Photograph of a World War II veterans memorial in Sweetwater, Texas. It reads: "Honor Roll World War II: Jose A. Alcala, Norman P. Alston, Walter P. Anderson, Jr., Robert Anthony, Odis L. Apple, Jr., James W. Barkley, Johnny C. Belt, Oscar A. Bennett, James Lee Berry, Winston J. Bradford, Arlin W. Brown, Deverle Brown, Earl A. Bryant, William R. Burkett, Earl Brown, Brown Thomas B., R. C. Chapman, Roy Clay, Jr., Valton C. Clayton, Chester V. Crain, Edward E. Davis, Neal C. Davison, Jr., Ollie G. Dismuke, Jess W. Dooley, Troy R. Dooley, Jimmie Doyle, Sie S. Edwards, Jack C. Elliston, Forest F. Gartman, Raymond George, Billy B. Gibbs, Willie E. Ingram, Leroy Giesler, James V. Gillenwater Thomas T. Gillilan, Thomas P. Glass, Ernest W. Hagar, James A. Hall, David Hanks, Alfred C. Harris, Burnhard K. Hart, Lee R. Hill, Harold G. Hudgins, Robert L. Hyde, William D. Johnson, Matias M. Juarez, Johnny M. Hurd, CHarlie H. McCormick."
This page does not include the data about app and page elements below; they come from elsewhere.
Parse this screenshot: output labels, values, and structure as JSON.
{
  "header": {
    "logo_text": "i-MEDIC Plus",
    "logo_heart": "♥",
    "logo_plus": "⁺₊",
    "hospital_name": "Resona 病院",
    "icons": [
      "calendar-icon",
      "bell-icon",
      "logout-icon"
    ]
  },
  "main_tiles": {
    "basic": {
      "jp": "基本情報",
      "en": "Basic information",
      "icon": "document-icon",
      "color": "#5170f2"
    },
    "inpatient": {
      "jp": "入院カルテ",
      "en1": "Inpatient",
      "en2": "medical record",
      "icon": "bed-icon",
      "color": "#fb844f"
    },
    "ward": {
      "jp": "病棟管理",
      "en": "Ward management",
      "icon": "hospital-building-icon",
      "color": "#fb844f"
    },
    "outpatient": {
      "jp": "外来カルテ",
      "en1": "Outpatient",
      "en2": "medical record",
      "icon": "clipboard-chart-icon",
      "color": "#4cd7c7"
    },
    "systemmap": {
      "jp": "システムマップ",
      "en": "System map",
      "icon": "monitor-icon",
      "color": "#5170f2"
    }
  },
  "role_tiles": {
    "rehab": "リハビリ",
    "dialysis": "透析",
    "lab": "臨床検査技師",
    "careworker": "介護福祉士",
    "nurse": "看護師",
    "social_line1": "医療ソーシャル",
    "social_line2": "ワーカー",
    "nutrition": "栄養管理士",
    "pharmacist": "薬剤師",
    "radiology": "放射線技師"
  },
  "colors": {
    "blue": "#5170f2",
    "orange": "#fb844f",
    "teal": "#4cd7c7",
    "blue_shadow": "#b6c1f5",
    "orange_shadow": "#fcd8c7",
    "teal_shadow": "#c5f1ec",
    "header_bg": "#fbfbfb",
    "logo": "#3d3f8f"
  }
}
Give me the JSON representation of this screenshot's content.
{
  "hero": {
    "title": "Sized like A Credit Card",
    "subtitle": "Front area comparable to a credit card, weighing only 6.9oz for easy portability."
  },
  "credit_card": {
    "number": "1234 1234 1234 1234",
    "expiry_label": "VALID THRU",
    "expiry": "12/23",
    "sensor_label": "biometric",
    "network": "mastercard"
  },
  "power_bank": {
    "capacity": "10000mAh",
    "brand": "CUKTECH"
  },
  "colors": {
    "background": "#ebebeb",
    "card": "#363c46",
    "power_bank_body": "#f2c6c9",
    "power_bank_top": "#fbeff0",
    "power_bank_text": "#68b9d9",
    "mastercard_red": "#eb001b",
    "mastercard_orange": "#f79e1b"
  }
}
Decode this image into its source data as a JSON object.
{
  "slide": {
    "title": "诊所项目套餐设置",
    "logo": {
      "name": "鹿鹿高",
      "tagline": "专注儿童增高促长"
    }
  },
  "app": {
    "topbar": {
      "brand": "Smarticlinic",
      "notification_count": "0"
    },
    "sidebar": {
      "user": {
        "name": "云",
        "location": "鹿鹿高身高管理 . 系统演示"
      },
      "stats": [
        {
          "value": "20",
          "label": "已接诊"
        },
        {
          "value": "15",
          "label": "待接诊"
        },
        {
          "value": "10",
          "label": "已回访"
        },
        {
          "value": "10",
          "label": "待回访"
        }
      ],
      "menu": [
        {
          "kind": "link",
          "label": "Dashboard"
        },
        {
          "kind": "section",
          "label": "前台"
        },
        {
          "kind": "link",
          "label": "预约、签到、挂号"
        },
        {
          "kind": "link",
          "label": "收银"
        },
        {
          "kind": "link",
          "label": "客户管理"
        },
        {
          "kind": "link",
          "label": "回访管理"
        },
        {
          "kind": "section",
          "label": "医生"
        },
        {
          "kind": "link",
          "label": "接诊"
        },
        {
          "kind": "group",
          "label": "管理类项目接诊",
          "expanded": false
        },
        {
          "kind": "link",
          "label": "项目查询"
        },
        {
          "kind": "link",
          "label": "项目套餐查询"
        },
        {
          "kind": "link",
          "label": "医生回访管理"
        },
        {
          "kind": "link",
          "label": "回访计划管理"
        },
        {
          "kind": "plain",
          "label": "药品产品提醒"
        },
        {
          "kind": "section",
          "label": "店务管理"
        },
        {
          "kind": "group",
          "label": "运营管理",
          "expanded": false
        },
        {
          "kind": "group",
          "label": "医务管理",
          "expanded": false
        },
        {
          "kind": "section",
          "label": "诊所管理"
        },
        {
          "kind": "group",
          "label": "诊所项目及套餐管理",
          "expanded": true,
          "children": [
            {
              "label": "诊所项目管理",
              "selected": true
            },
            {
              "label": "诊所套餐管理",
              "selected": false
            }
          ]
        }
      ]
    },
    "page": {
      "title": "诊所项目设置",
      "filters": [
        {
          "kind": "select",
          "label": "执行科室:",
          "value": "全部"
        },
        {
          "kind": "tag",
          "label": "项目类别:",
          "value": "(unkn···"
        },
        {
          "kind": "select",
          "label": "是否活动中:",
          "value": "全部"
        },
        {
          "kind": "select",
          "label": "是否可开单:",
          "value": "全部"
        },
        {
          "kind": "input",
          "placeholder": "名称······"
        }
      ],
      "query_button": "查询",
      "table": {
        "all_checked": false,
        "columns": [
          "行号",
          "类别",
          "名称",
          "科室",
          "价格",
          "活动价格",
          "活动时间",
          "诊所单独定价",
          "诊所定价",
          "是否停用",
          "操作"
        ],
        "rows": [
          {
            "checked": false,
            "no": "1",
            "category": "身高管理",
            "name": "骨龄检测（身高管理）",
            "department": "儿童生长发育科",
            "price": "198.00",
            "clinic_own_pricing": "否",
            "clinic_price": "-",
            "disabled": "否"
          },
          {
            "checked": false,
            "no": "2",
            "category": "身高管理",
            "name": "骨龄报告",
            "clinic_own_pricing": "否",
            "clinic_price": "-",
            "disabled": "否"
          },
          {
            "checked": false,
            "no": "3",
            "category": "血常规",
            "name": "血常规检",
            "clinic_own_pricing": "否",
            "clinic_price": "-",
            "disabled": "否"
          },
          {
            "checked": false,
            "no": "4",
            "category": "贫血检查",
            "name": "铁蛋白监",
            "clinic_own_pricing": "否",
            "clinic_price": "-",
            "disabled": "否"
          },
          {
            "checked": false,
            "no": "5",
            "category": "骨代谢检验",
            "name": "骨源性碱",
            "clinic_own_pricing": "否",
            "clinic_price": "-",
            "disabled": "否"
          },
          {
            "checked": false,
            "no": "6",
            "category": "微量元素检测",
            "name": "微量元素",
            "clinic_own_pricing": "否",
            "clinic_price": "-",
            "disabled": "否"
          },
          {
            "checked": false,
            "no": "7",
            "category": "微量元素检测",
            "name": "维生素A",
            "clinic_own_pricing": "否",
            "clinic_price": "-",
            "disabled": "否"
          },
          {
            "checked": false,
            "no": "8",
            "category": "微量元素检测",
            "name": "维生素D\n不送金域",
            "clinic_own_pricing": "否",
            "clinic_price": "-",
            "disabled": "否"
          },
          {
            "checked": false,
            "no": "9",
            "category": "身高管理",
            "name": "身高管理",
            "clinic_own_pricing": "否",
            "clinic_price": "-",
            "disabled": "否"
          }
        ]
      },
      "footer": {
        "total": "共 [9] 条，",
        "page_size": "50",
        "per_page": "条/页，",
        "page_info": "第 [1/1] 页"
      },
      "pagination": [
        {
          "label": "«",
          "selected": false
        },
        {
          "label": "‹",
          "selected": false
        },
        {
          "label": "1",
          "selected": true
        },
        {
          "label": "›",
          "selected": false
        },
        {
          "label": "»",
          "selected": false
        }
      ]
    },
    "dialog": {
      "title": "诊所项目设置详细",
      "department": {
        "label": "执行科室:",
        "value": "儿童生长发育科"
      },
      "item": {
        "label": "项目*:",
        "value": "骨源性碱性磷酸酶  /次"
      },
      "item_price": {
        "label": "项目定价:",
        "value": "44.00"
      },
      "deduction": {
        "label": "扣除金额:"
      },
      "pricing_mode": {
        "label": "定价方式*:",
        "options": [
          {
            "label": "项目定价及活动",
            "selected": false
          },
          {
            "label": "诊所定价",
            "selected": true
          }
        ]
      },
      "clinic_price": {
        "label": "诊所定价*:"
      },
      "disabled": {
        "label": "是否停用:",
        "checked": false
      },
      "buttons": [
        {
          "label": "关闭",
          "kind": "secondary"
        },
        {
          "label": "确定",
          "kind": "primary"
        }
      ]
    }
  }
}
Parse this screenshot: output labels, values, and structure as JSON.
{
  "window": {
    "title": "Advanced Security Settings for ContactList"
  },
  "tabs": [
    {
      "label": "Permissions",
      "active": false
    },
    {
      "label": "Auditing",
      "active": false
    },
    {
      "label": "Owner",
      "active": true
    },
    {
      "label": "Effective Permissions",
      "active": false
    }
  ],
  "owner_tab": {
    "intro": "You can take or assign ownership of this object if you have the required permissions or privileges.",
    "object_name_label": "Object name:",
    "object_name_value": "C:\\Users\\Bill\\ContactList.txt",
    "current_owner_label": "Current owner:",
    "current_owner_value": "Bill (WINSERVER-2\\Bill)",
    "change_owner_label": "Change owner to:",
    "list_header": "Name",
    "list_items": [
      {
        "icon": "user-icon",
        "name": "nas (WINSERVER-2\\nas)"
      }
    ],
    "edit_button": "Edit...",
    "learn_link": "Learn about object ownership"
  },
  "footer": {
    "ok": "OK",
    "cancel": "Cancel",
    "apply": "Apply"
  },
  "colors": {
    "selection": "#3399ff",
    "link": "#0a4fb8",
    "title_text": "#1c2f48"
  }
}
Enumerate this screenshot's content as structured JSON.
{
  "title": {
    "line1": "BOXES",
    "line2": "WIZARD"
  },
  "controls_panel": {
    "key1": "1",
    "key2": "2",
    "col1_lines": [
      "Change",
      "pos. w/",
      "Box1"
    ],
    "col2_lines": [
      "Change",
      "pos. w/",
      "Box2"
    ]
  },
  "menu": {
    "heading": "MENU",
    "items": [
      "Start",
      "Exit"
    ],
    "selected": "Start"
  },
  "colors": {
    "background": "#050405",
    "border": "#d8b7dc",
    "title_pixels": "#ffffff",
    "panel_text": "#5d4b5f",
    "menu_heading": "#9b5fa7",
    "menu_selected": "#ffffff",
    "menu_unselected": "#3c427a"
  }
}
Photograph of a World War II veterans memorial in Sweetwater, Texas. The text on the center piece reads "Honoring all who served from Nolan County and dedicated to the everlasting memory of those who sacrifice their lives of the altar of freedom in World Wars I and II. Korea. Vietnam."
Photograph of a historic plaque in Sweetwater, Texas. It reads: "Nomadic Indians crossed this region before Anglo-American pioneers arrived here in the 1870s. The first settlers were buffalo hunters such as I. S. (Tuck) Focht, who later became a rancher and businessman, and cattlemen such as Confederate veteran John R. Lewis. Created in 1876, Nolan County was one of 54 counties carved from Bexar Territory. It was named for Philip Nolan (1771 - 1801), an Irish-born adventurer who came to Texas to capture wild horses and was killed in a skirmish with Spanish soldiers. Sweetwater, a small settlement that had grown up around a general store, was awarded the country's first post office in March 1879. It was also named the county seat when Nolan County was organized in January 1881. Sweetwater moved 2 miles northwest to its present location on the Texas & Pacific Rail Line in April 1881. It became an important rail center when the Kansas City, Mexico & Orient and later the Santa Fe Railroad also routed their track through the town. The economy of Nolan County is based on cattle and sheep ranching; cotton and feed grain crops; and gypsum, lime, and petroleum production. The population of the county increased from 640 in 1880 to 16,220 in the 1970 census. (1975)"